[Items listed in a dataset]
__________
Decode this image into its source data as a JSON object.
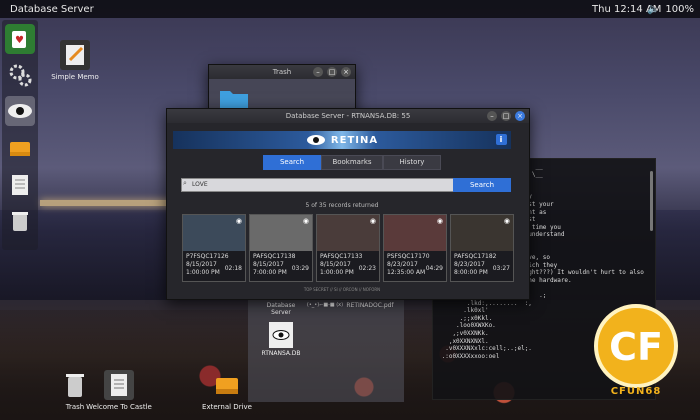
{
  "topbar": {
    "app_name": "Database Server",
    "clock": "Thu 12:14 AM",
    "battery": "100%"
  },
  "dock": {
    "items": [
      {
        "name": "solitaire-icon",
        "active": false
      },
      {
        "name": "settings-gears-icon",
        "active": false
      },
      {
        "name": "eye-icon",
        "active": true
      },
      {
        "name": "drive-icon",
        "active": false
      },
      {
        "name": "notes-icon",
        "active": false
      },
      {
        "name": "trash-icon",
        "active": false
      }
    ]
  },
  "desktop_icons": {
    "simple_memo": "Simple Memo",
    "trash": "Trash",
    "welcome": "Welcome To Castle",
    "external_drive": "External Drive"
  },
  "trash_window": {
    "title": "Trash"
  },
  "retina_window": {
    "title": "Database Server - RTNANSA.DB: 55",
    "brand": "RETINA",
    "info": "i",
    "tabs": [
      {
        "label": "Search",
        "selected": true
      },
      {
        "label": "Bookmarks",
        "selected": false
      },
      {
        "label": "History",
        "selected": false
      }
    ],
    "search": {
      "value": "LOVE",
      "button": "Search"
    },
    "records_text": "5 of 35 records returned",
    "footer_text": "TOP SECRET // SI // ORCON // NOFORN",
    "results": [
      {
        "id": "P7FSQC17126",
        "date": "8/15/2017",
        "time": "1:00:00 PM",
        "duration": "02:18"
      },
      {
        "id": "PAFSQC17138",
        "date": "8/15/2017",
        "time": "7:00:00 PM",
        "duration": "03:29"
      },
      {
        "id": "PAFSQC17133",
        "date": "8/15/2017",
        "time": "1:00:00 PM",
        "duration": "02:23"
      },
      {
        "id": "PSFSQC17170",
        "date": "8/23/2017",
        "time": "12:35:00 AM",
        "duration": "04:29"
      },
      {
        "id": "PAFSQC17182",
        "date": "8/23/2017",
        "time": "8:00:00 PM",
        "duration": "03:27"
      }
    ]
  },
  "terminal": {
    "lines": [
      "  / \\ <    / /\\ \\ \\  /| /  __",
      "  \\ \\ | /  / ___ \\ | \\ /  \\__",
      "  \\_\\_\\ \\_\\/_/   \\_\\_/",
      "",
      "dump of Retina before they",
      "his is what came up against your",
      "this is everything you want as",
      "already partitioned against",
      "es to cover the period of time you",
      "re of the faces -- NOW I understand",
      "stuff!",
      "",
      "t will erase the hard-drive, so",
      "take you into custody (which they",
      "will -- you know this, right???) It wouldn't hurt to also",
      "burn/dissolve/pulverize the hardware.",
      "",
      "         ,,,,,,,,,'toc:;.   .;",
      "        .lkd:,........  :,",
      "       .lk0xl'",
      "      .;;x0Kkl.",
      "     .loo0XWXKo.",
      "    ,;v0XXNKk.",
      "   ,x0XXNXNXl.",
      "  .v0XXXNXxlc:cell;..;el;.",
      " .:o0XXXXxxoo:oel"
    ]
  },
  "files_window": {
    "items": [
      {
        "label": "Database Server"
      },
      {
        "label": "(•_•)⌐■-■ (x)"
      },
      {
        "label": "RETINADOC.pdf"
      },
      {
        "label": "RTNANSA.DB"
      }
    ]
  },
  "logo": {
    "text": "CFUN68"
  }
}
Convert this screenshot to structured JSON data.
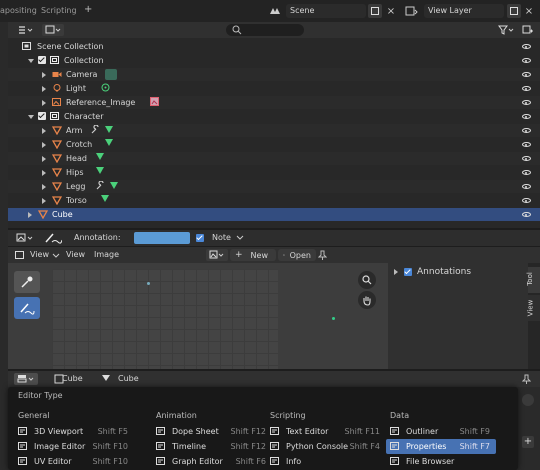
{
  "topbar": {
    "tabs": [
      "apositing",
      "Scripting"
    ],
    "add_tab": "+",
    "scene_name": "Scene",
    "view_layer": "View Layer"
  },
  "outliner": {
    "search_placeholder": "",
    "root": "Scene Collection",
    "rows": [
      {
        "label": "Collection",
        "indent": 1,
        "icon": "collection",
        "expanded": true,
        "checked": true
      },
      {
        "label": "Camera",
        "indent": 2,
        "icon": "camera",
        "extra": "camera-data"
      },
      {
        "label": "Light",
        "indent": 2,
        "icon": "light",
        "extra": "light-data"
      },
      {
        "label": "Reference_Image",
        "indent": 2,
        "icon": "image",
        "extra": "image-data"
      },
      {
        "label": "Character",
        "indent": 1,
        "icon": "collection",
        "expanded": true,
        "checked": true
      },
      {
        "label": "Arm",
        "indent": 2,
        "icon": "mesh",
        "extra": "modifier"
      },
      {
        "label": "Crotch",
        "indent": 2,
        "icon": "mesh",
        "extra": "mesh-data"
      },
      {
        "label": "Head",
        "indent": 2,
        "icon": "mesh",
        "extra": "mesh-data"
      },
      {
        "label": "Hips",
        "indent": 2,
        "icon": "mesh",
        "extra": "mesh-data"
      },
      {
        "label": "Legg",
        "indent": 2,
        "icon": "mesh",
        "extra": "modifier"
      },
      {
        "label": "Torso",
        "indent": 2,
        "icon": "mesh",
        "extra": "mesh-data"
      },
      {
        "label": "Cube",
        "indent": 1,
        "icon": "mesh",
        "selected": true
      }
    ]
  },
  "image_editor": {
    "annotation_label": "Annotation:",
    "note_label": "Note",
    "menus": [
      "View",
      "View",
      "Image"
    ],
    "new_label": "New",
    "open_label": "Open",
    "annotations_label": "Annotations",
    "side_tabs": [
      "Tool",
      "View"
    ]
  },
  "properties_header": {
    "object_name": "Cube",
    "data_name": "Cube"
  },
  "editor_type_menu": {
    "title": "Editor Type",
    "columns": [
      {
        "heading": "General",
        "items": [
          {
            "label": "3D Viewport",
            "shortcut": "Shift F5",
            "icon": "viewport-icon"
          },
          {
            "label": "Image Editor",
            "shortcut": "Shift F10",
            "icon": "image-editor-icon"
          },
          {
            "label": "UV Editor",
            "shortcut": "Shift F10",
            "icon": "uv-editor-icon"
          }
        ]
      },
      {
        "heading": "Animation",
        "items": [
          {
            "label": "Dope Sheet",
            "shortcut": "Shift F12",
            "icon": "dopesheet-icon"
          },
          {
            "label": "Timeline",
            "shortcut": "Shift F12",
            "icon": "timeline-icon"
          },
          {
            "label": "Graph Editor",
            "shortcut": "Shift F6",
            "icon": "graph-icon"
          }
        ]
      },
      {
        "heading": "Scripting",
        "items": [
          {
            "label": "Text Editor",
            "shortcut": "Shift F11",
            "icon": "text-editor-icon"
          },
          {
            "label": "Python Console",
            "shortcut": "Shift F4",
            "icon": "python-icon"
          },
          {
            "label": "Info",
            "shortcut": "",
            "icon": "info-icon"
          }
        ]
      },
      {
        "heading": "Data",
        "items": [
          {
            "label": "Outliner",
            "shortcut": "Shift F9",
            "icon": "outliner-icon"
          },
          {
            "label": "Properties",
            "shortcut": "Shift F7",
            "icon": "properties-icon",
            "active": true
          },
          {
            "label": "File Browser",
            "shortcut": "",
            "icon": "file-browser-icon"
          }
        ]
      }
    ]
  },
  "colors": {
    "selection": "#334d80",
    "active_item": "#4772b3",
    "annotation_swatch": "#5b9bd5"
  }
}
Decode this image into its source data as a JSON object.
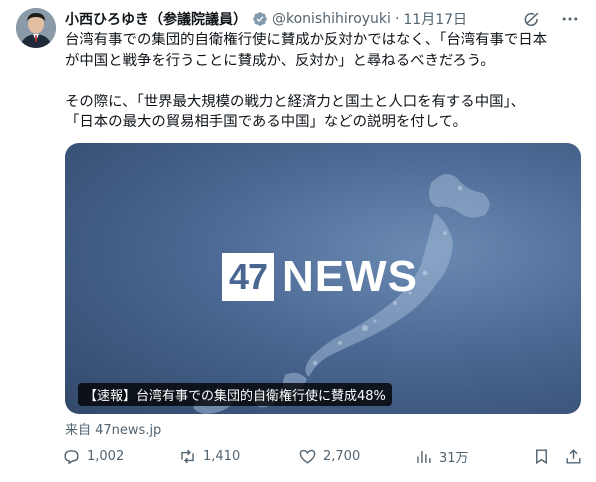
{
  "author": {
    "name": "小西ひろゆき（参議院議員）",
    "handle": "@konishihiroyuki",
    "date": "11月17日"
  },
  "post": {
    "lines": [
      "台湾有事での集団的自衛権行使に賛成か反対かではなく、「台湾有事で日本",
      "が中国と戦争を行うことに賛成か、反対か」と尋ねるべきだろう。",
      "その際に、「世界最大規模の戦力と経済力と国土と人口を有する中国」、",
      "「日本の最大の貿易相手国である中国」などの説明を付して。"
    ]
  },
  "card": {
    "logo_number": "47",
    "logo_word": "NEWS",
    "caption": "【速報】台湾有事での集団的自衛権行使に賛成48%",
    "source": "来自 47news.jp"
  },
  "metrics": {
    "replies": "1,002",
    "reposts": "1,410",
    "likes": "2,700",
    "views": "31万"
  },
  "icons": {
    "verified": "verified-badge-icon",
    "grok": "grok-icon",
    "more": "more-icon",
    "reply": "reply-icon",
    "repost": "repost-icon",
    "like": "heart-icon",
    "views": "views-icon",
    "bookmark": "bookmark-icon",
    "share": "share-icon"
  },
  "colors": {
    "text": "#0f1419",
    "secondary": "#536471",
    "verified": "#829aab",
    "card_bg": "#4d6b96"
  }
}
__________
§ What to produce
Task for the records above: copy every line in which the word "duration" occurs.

§ Solved problem
        "duration": "02:18"
        "duration": "03:29"
        "duration": "02:23"
        "duration": "04:29"
        "duration": "03:27"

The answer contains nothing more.